====== Input records ======

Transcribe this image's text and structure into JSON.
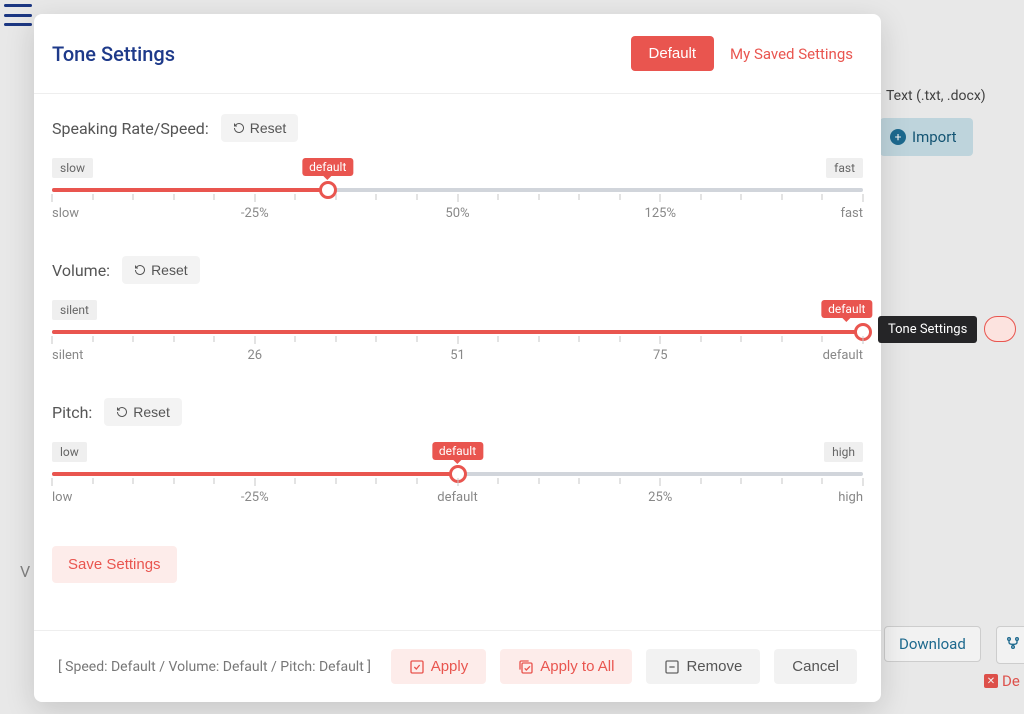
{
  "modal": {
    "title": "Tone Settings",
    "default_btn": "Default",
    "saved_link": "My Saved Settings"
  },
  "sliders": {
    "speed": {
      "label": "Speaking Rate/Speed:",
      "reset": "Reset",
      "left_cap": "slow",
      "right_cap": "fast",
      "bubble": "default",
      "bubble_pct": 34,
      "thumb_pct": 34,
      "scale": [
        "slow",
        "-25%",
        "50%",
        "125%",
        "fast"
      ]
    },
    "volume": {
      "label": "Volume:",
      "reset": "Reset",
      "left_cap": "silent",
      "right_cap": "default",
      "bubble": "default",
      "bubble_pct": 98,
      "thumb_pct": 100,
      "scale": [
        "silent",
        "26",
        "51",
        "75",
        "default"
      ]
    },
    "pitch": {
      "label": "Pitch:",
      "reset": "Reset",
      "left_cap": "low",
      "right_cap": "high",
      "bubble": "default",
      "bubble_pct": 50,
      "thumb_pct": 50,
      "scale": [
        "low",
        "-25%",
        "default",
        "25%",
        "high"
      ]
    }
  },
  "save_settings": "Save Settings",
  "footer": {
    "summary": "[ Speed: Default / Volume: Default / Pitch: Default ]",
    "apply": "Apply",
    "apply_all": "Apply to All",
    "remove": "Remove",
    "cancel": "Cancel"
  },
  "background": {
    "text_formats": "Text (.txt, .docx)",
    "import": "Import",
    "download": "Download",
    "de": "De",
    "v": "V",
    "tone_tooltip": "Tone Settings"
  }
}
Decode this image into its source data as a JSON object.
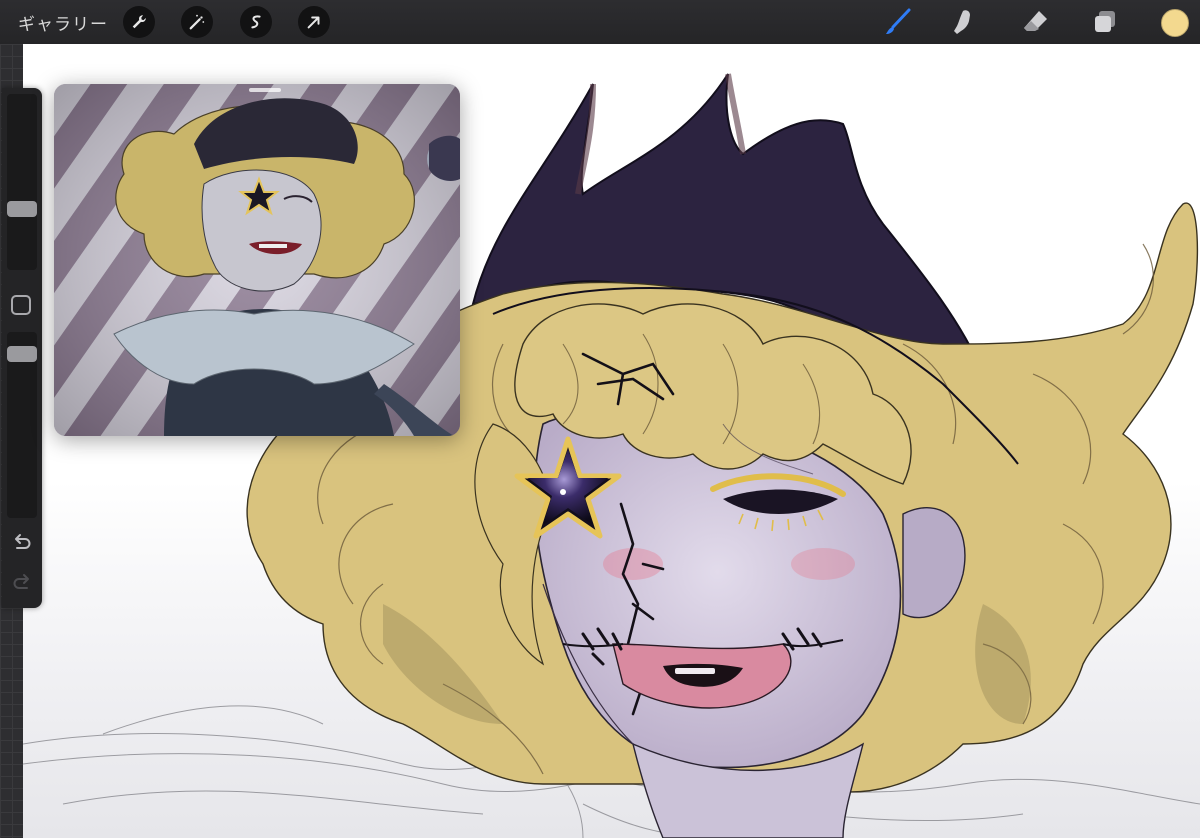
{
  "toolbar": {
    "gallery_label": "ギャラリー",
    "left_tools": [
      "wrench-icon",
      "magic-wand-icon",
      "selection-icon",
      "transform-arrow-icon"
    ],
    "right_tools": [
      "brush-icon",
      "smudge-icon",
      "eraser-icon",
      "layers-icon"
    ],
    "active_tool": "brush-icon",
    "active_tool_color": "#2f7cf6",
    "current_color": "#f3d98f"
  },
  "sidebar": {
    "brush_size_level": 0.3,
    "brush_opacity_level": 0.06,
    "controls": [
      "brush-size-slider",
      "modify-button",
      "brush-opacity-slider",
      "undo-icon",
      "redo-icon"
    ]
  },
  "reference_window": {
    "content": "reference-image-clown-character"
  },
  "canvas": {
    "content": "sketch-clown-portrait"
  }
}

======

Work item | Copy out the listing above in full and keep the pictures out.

Output for this exercise |
Transcribe this image's text and structure into JSON.
{
  "modal": {
    "title": "Tone Settings",
    "default_btn": "Default",
    "saved_link": "My Saved Settings"
  },
  "sliders": {
    "speed": {
      "label": "Speaking Rate/Speed:",
      "reset": "Reset",
      "left_cap": "slow",
      "right_cap": "fast",
      "bubble": "default",
      "bubble_pct": 34,
      "thumb_pct": 34,
      "scale": [
        "slow",
        "-25%",
        "50%",
        "125%",
        "fast"
      ]
    },
    "volume": {
      "label": "Volume:",
      "reset": "Reset",
      "left_cap": "silent",
      "right_cap": "default",
      "bubble": "default",
      "bubble_pct": 98,
      "thumb_pct": 100,
      "scale": [
        "silent",
        "26",
        "51",
        "75",
        "default"
      ]
    },
    "pitch": {
      "label": "Pitch:",
      "reset": "Reset",
      "left_cap": "low",
      "right_cap": "high",
      "bubble": "default",
      "bubble_pct": 50,
      "thumb_pct": 50,
      "scale": [
        "low",
        "-25%",
        "default",
        "25%",
        "high"
      ]
    }
  },
  "save_settings": "Save Settings",
  "footer": {
    "summary": "[ Speed: Default / Volume: Default / Pitch: Default ]",
    "apply": "Apply",
    "apply_all": "Apply to All",
    "remove": "Remove",
    "cancel": "Cancel"
  },
  "background": {
    "text_formats": "Text (.txt, .docx)",
    "import": "Import",
    "download": "Download",
    "de": "De",
    "v": "V",
    "tone_tooltip": "Tone Settings"
  }
}
Decode this image into its source data as a JSON object.
{
  "toolbar": {
    "gallery_label": "ギャラリー",
    "left_tools": [
      "wrench-icon",
      "magic-wand-icon",
      "selection-icon",
      "transform-arrow-icon"
    ],
    "right_tools": [
      "brush-icon",
      "smudge-icon",
      "eraser-icon",
      "layers-icon"
    ],
    "active_tool": "brush-icon",
    "active_tool_color": "#2f7cf6",
    "current_color": "#f3d98f"
  },
  "sidebar": {
    "brush_size_level": 0.3,
    "brush_opacity_level": 0.06,
    "controls": [
      "brush-size-slider",
      "modify-button",
      "brush-opacity-slider",
      "undo-icon",
      "redo-icon"
    ]
  },
  "reference_window": {
    "content": "reference-image-clown-character"
  },
  "canvas": {
    "content": "sketch-clown-portrait"
  }
}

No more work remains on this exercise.